─── Information given ───
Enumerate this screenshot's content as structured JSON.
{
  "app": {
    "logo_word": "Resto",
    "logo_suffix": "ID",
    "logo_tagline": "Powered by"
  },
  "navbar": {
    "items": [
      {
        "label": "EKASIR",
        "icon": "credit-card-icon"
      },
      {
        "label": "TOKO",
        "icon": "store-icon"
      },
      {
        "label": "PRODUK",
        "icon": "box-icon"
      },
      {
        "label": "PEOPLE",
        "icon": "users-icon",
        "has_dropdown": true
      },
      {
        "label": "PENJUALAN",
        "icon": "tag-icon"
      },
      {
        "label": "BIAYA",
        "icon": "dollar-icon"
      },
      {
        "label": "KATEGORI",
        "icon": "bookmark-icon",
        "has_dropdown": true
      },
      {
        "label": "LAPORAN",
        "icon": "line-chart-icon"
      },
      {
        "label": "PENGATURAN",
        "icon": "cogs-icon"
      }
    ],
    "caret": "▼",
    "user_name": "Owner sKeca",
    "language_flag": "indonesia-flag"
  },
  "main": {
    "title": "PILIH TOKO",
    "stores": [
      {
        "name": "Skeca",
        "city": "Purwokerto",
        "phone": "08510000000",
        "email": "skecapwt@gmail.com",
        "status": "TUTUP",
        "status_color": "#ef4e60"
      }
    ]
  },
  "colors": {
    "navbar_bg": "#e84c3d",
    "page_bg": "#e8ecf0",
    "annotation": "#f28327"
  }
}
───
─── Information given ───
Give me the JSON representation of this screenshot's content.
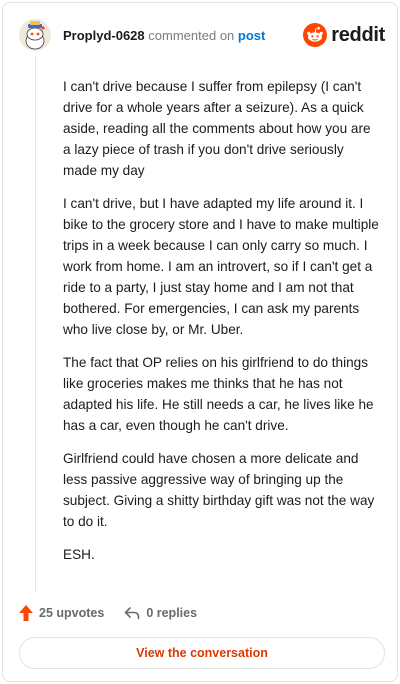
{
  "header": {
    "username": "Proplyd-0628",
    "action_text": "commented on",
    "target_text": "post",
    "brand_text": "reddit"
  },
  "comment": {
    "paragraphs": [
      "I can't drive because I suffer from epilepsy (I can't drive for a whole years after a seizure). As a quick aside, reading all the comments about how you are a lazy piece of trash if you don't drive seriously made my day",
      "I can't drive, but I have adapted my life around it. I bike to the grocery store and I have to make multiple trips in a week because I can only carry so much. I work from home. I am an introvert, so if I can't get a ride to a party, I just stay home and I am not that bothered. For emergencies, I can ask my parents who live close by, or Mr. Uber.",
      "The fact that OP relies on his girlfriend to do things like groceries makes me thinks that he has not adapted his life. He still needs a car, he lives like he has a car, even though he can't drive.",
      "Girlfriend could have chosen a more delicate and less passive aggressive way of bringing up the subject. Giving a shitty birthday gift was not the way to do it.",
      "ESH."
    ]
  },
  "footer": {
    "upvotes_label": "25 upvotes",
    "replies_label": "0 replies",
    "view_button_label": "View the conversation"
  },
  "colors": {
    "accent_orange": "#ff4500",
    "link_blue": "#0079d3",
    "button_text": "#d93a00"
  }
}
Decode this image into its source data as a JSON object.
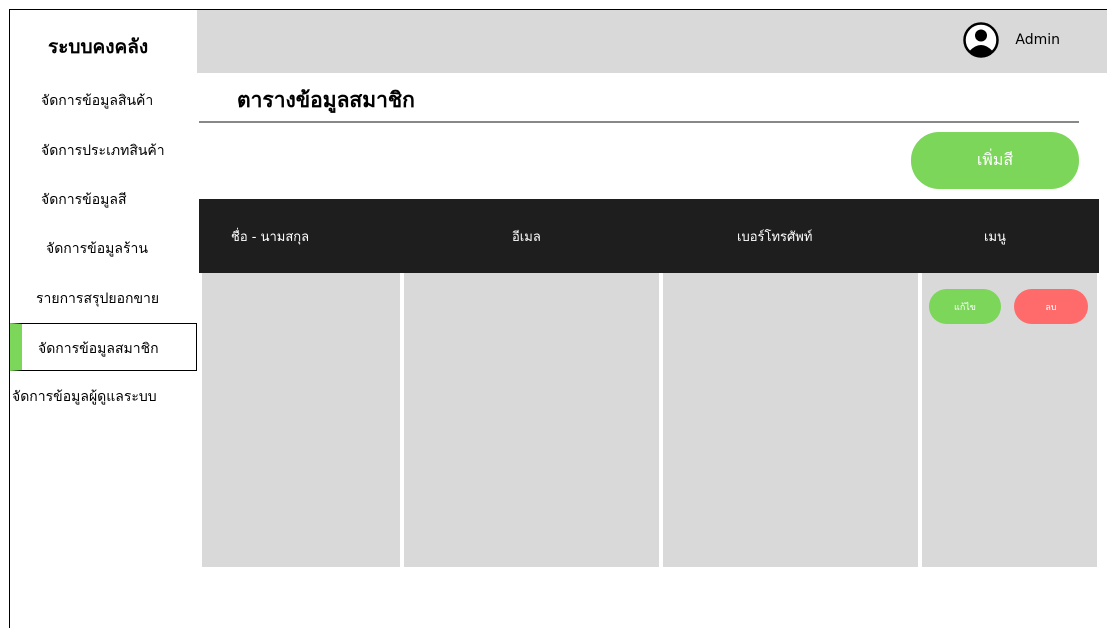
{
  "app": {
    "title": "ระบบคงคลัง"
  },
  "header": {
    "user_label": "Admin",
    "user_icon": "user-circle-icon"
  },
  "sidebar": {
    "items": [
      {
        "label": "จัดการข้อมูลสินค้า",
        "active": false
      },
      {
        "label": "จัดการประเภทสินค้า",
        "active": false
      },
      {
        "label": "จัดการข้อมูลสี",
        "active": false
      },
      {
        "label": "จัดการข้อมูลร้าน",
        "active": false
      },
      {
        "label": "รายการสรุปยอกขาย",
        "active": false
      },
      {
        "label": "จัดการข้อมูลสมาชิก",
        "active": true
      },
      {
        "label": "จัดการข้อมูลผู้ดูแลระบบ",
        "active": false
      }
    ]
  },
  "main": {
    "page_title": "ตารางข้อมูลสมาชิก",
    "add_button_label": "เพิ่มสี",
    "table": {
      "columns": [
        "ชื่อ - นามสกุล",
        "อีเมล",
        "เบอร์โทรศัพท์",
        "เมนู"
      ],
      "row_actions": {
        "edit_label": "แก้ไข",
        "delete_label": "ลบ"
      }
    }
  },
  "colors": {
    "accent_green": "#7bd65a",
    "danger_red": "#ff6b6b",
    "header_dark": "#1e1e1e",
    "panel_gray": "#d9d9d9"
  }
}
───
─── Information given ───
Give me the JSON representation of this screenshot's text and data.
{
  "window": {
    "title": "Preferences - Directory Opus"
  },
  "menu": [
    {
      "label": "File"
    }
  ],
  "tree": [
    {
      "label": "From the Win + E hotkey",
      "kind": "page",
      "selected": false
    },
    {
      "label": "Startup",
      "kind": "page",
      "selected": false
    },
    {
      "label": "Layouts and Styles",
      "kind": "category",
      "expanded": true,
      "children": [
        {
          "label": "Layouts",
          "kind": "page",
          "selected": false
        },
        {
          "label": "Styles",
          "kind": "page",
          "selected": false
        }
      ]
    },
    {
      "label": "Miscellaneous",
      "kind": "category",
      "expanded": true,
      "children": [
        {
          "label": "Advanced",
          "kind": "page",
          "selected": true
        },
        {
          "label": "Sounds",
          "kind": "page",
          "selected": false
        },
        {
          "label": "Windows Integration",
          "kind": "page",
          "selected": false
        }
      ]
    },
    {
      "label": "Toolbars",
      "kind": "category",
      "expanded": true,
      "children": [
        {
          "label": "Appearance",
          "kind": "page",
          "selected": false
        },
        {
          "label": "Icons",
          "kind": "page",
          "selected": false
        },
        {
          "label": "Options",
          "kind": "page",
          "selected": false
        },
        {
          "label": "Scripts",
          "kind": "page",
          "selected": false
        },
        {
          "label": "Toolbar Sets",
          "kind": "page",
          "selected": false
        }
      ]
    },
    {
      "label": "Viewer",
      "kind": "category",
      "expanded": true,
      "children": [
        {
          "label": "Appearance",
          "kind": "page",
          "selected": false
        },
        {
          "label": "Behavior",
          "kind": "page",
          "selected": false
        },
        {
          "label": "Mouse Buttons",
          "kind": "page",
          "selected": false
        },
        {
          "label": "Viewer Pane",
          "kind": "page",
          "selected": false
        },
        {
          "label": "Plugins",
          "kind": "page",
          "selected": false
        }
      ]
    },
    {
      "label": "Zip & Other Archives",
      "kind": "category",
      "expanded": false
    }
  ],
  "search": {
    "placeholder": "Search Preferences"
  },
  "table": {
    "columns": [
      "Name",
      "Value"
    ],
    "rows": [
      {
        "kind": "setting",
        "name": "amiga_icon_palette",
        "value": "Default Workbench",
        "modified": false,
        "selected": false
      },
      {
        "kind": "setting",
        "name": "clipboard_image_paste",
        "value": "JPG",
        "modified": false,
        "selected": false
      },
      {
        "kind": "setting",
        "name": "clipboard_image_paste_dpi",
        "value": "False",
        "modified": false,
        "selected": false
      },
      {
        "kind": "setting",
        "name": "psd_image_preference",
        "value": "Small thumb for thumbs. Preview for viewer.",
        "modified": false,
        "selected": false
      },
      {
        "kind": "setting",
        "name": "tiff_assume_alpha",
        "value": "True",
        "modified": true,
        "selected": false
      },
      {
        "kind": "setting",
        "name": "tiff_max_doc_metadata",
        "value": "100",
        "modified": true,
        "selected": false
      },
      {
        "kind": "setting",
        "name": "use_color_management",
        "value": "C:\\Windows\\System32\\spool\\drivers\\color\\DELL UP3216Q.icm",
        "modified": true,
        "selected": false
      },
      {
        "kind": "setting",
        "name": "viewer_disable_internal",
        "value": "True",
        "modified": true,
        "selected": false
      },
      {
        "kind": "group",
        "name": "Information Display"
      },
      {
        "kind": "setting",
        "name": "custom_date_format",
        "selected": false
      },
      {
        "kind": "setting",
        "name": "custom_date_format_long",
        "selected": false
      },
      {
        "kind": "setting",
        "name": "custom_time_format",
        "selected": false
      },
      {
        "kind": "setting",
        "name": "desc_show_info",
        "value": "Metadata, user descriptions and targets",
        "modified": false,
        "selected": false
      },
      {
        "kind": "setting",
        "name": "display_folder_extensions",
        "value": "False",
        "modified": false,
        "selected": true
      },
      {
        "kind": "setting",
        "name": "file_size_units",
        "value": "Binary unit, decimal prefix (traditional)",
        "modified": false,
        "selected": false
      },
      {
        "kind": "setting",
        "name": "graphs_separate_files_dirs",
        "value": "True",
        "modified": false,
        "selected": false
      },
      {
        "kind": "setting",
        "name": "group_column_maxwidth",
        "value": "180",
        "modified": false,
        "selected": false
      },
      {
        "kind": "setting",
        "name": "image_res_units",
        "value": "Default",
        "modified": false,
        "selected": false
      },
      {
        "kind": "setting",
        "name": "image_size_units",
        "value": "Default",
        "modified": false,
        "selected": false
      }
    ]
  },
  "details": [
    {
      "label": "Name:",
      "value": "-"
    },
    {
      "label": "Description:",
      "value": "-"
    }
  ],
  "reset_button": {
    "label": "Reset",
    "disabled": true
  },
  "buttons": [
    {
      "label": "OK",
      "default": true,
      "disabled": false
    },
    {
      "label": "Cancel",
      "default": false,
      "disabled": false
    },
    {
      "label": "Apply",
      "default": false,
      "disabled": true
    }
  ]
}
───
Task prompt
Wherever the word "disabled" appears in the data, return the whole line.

The answer
    "disabled": true
      "disabled": false
      "disabled": false
      "disabled": true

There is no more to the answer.